The survey also found that three-quarters (74%) of people expect homelessness in the UK to increase over the next 12 months, with a similar figure believing that society doesn't pay enough attention to the issue (71%). Approaching two thirds (63%) believe that we all have a role to play in ending homelessness.
Notes for Editors:
1. The Centre for Homelessness Impact (CHI), is a member of the What Works Network, along with the National Institute for Health and Care Excellence (NICE) and the Education Endowment Foundation among others. It advocates for an evidenced based approach to ending homelessness for good. CHI support organisations in the field of homelessness and beyond to make evidence-led decisions and to adopt evidence-led practices.

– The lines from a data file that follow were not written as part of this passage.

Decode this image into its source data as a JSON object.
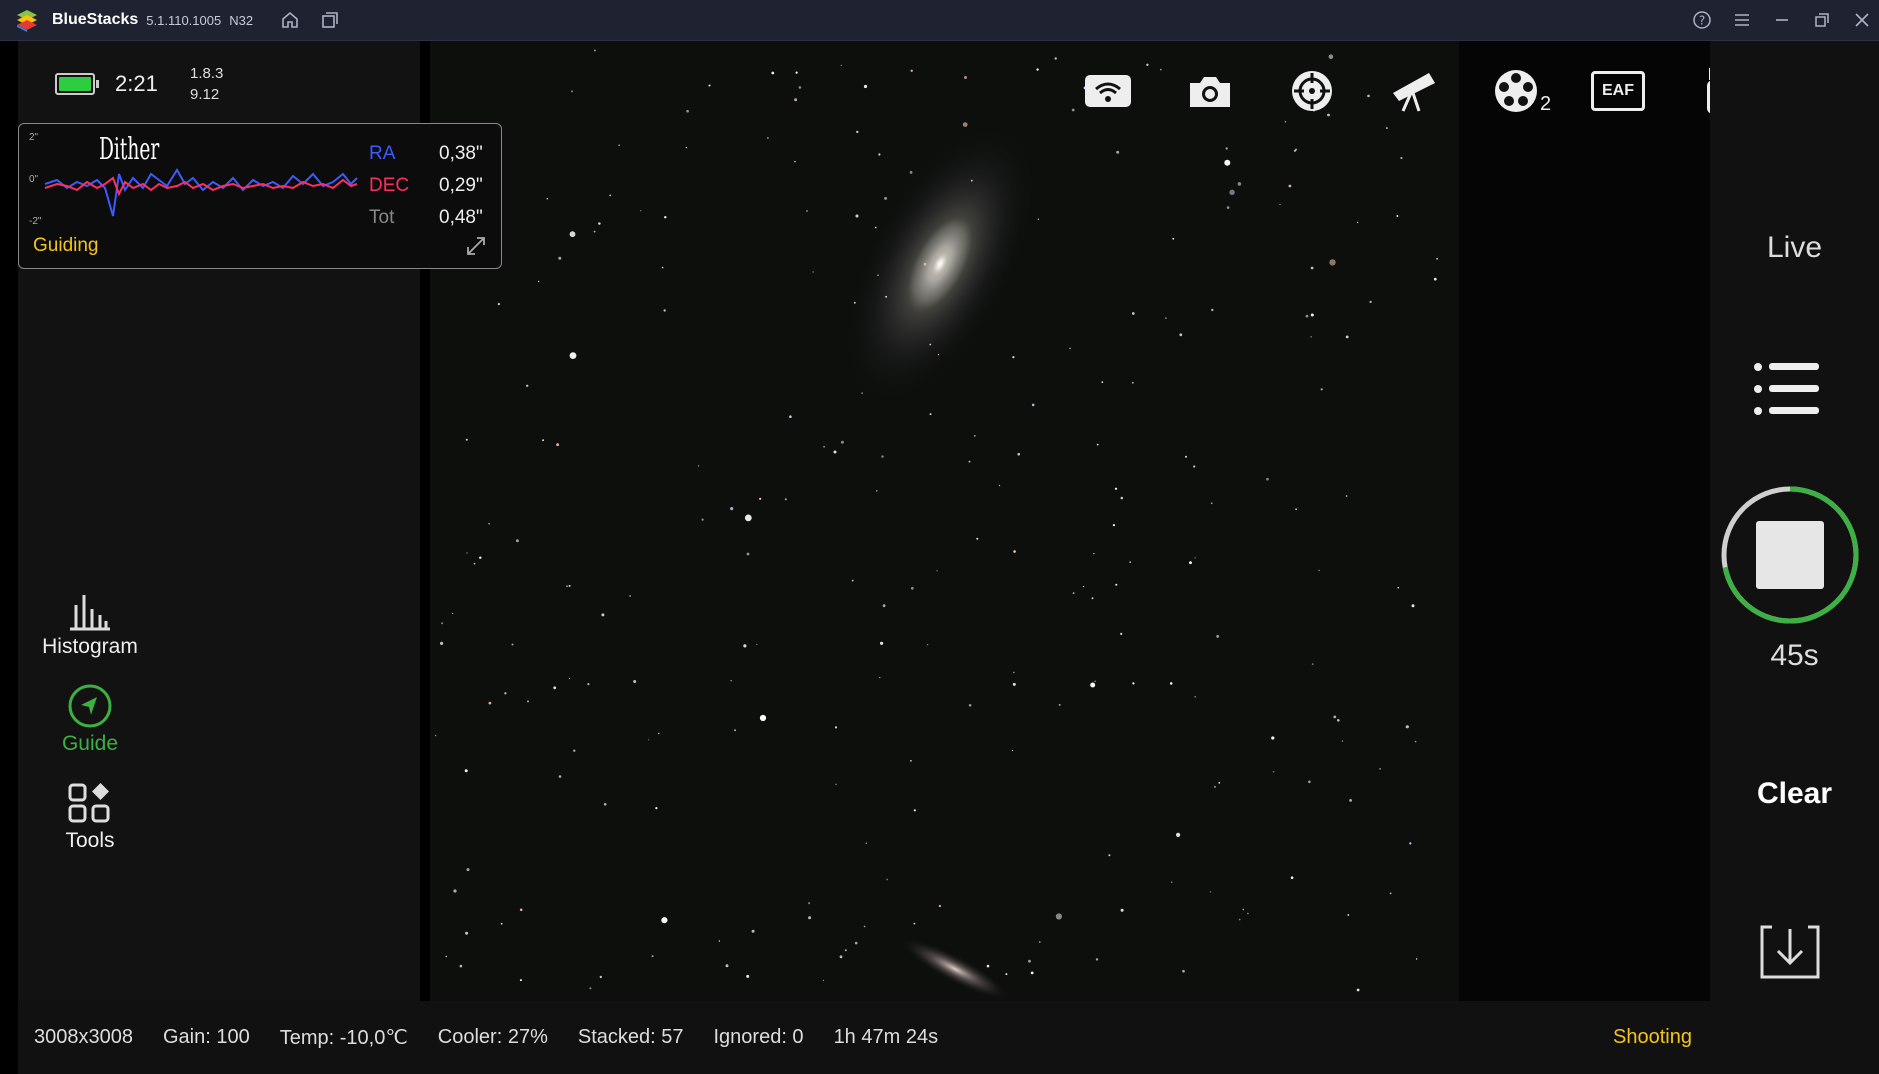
{
  "window": {
    "app_name": "BlueStacks",
    "version": "5.1.110.1005",
    "arch": "N32"
  },
  "status": {
    "time": "2:21",
    "version_line1": "1.8.3",
    "version_line2": "9.12",
    "battery_level": 1.0
  },
  "guide_graph": {
    "y_top": "2\"",
    "y_mid": "0\"",
    "y_bottom": "-2\"",
    "overlay_label": "Dither",
    "ra_label": "RA",
    "ra_value": "0,38\"",
    "dec_label": "DEC",
    "dec_value": "0,29\"",
    "tot_label": "Tot",
    "tot_value": "0,48\"",
    "status": "Guiding",
    "colors": {
      "ra": "#3b5bff",
      "dec": "#ff2e5f",
      "status": "#f5c518"
    }
  },
  "tools": [
    {
      "label": "Histogram",
      "icon": "histogram-icon",
      "active": false
    },
    {
      "label": "Guide",
      "icon": "guide-icon",
      "active": true,
      "color": "#3cb043"
    },
    {
      "label": "Tools",
      "icon": "tools-icon",
      "active": false
    }
  ],
  "top_icons": [
    {
      "name": "wifi-icon"
    },
    {
      "name": "camera-icon"
    },
    {
      "name": "crosshair-icon"
    },
    {
      "name": "telescope-icon"
    },
    {
      "name": "filter-wheel-icon",
      "badge": "2"
    },
    {
      "name": "eaf-icon",
      "text": "EAF"
    },
    {
      "name": "usb-drive-icon"
    },
    {
      "name": "info-icon"
    }
  ],
  "right_panel": {
    "live_label": "Live",
    "exposure": "45s",
    "exposure_progress": 0.72,
    "clear_label": "Clear"
  },
  "bottom_bar": {
    "resolution": "3008x3008",
    "gain": "Gain: 100",
    "temp": "Temp: -10,0℃",
    "cooler": "Cooler: 27%",
    "stacked": "Stacked: 57",
    "ignored": "Ignored: 0",
    "duration": "1h 47m 24s",
    "state": "Shooting"
  }
}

2. The survey was designed to support the Centre for Homelessness Impact's End it with evidence campaign. The End it with evidence campaign is founded on the three following principles, which call upon those working in homelessness to:
- Build the evidence of the policies, practices and programmes that achieve the most effective results to improve the lives of people who are homeless or at risk.
- Build the capacity needed to act promptly on the best knowledge available to improve decisions and help limited resources go further.
- Use evidence-led communications to change the conversation around
homelessness, challenge stereotypes, and make sure that homelessness is
not a defining factor in anyone's life.
3. Survey of 2,180 UK adults aged 16-75 conducted online by Ipsos MORI for CHI between 25 November and 2 December 2020. Booster samples achieved in Wales (514), Scotland (516) and Northern Ireland (200) to add to 950 in England. Data has been weighted to the known population profile at the UK level.
* Homelessness was defined as "…including people experiencing street homelessness but you don't have to be sleeping on the streets to be considered homeless – people can be homeless if they are living in hostels, shelters, B&Bs, squatting, or 'sofa surfing' i.e. staying with friends or relatives while attempting to find permanent accommodation."
More survey data and commentary will be shared in early 2021 including findings from further questions covering public attitudes, knowledge and priorities in respect of homelessness plus analysis of differences among demographic and geographic groups of the UK population.
SOURCE Centre for Homelessness Impact in partnership with Ipsos Mori